Prompt
Copying each record below exactly is the whole task.

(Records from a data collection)
----
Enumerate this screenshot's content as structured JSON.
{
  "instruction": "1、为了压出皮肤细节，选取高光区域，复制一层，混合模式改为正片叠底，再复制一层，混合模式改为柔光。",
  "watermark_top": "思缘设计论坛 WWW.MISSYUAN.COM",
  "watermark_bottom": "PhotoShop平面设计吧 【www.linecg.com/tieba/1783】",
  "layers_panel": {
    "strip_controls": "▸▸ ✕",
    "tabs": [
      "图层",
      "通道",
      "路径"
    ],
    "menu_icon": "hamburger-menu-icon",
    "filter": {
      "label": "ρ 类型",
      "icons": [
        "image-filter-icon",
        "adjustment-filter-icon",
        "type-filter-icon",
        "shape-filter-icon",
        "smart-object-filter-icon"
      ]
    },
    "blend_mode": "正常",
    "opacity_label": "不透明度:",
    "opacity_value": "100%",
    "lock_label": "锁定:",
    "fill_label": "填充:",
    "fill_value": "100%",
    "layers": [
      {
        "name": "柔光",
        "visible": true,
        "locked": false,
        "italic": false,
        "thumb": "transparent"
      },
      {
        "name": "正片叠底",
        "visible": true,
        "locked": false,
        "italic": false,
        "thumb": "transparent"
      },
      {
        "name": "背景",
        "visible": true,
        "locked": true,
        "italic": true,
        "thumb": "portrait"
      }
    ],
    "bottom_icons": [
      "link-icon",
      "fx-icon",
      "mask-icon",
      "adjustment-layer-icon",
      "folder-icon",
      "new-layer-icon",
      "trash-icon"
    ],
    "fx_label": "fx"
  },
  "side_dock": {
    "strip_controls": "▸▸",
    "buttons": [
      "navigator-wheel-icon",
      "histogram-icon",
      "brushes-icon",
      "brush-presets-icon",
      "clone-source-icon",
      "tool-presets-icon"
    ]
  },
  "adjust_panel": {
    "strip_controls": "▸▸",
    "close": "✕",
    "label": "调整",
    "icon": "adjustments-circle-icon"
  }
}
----
Output below
Enumerate this screenshot's content as structured JSON.
{
  "instruction": "1、为了压出皮肤细节，选取高光区域，复制一层，混合模式改为正片叠底，再复制一层，混合模式改为柔光。",
  "watermark_top": "思缘设计论坛 WWW.MISSYUAN.COM",
  "watermark_bottom": "PhotoShop平面设计吧 【www.linecg.com/tieba/1783】",
  "layers_panel": {
    "strip_controls": "▸▸ ✕",
    "tabs": [
      "图层",
      "通道",
      "路径"
    ],
    "menu_icon": "hamburger-menu-icon",
    "filter": {
      "label": "ρ 类型",
      "icons": [
        "image-filter-icon",
        "adjustment-filter-icon",
        "type-filter-icon",
        "shape-filter-icon",
        "smart-object-filter-icon"
      ]
    },
    "blend_mode": "正常",
    "opacity_label": "不透明度:",
    "opacity_value": "100%",
    "lock_label": "锁定:",
    "fill_label": "填充:",
    "fill_value": "100%",
    "layers": [
      {
        "name": "柔光",
        "visible": true,
        "locked": false,
        "italic": false,
        "thumb": "transparent"
      },
      {
        "name": "正片叠底",
        "visible": true,
        "locked": false,
        "italic": false,
        "thumb": "transparent"
      },
      {
        "name": "背景",
        "visible": true,
        "locked": true,
        "italic": true,
        "thumb": "portrait"
      }
    ],
    "bottom_icons": [
      "link-icon",
      "fx-icon",
      "mask-icon",
      "adjustment-layer-icon",
      "folder-icon",
      "new-layer-icon",
      "trash-icon"
    ],
    "fx_label": "fx"
  },
  "side_dock": {
    "strip_controls": "▸▸",
    "buttons": [
      "navigator-wheel-icon",
      "histogram-icon",
      "brushes-icon",
      "brush-presets-icon",
      "clone-source-icon",
      "tool-presets-icon"
    ]
  },
  "adjust_panel": {
    "strip_controls": "▸▸",
    "close": "✕",
    "label": "调整",
    "icon": "adjustments-circle-icon"
  }
}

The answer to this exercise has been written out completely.